After my LDAP server stopped working I had to re-configure my Mac to use NIS which caused me a lot of problems under Mac OS X in the past. But it seems that Apple actually fixed NIS support in Mac OS X Leopard. During the two days I used NIS as the directory service on my Mac I didn’t experience any login failures or NFS problems. AutoFS, the new automounter, even picked up the hierarchical Solaris-style automounter maps that my NIS server provides.
Since yesterday evening my Mac is using LDAP again after I managed to fix the LDAP server. But it is good to know that I can use NIS as backup solution.
I recently updated my Power Mac G5 from Mac OS X Tiger to Leopard. I used the update option offered by the Leopard installation DVD which did a reasonable job. The process took about two hours and the machine started up without any problems afterwards. However, there were a few problems I had to sort out over time:
- The new automounter maps /home to an automount map called auto_home by default. If such a map is not available the directory /home will appear to be empty. Commenting out the according line in the configuration file /etc/auto_master fixes that problem.
- Emacs didn’t work after the update. It died with a Fatal malloc_jumpstart() error on startup. It seems that the update didn’t overwrite the Tiger Emacs binaries properly. Installing the Security Update 2008-002 fixes that problem fortunately because it contains an update for Emacs.
- Software Update refused to install the latest version of QuickTime with the rather cryptic error message The update “QuickTime” can’t be saved. The problem could however easily be fixed by removing the contents of the /Library/Updates/QuickTime folder.
- Safari had been made the default browser. This can however be changed easily using Safari’s Preferences dialog.
- The system didn’t know my private root certificate anymore. I had to reimport it using the program Keychain Access in the utilities folder.
- The configuration for my (network attached) printer was removed during the update. Re-adding it was however easy as usual.
I hope these hints will help other people to sort out similar update problems.
After installing Apple’s latest security update on my Mac I could no longer use the Emacs editor. The problem was easy to fix by correcting the permissions of the main binary.
I decided nevertheless to report this problem to Apple using their bug reporting system. A few days later Apple requested more information which I provided on the same day. Yesterday they closed my bug as a duplicate of another bug.

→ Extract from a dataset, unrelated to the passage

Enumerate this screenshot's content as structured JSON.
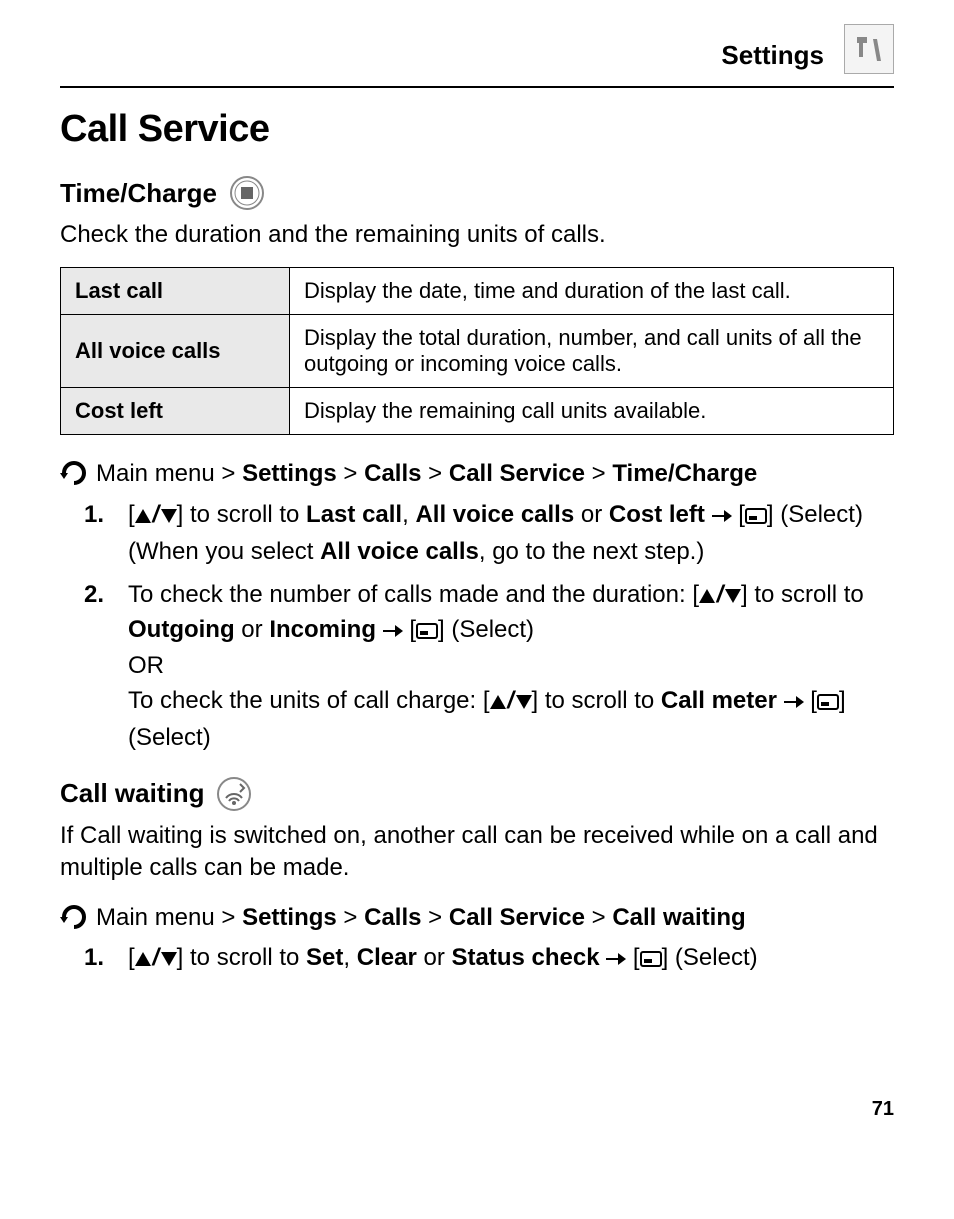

Working as a software developer myself I considered this a reasonable course of action.
But when I logged into Apple’s bug reporting system this morning I discovered that I cannot access the bug that my bug is a duplicate of. As a result I will never know when the bug will be fixed and what caused it in the first place.
Thank you, Apple! 🙁